On the commentary track of Jim Brown: All-American, director and producer Spike Lee notes with exasperation that the film's subject is known primarily for doing two things: being the greatest football player of all time and allegedly throwing a woman off a balcony. To Lee, however, he remains as remarkable for what he did off the field as what he accomplished on it. In his adoring biography Jim Brown: All-American, Lee argues that Brown represented a revolutionary new kind of black celebrity: cocky, brash, overtly sexual, and unwilling to conform to white society's conception of what a black man should be. It's no wonder that when the blaxploitation boom rolled around, Brown loomed large as one of its marquee names.
A prodigiously gifted athlete who also excelled at basketball, track and field, lacrosse, and seemingly every other sport, Brown used his size, strength, and toughness to dominate professional football as a legendary rusher.
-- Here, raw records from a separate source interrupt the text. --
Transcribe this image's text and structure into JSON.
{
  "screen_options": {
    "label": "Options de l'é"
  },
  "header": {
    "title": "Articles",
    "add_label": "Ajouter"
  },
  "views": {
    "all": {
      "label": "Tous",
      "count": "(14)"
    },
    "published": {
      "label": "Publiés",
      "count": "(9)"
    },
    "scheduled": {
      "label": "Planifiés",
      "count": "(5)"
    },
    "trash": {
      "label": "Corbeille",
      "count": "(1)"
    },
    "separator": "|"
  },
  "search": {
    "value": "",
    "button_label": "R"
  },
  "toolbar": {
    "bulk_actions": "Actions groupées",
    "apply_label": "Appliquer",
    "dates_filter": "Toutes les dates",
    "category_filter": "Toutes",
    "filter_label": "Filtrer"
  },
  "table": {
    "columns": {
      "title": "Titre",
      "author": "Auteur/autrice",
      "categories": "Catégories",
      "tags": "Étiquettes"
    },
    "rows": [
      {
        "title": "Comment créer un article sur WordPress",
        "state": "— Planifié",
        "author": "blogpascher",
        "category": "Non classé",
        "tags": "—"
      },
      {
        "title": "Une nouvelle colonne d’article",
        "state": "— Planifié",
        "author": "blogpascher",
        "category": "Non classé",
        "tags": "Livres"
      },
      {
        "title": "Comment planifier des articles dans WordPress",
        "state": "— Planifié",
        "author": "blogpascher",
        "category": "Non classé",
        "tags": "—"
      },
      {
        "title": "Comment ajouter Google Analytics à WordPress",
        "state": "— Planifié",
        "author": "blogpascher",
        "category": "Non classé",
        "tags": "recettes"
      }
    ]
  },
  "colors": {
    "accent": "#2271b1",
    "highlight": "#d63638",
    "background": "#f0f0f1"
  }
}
He retired early while still at the top of his game, then segued into a successful film career as a macho action hero before serving a stint as the head of Richard Pryor's ill-fated production company. A longtime political activist, Brown worked to financially empower minorities and helped gangbangers leave violence behind, all while being plagued by run-ins with the law and accusations that he assaulted women.
Lee's documentary dutifully explores the infamous balcony incident and some of Brown's shortcomings as a father, but still lapses regularly into hagiography. The cinematic valentine betrays a fan's unquestioning devotion, which keeps the film from delving too deeply into its subject's dark places; meanwhile, the stoic code of masculinity that Lee so admires in Brown doesn't prove conducive to self-reflection, candid confessions, or open displays of emotion. Brown sounds guarded throughout, and as a result, Jim Brown: All-American provides a curiously remote portrait that's often compelling, but seems to conceal as much as it reveals.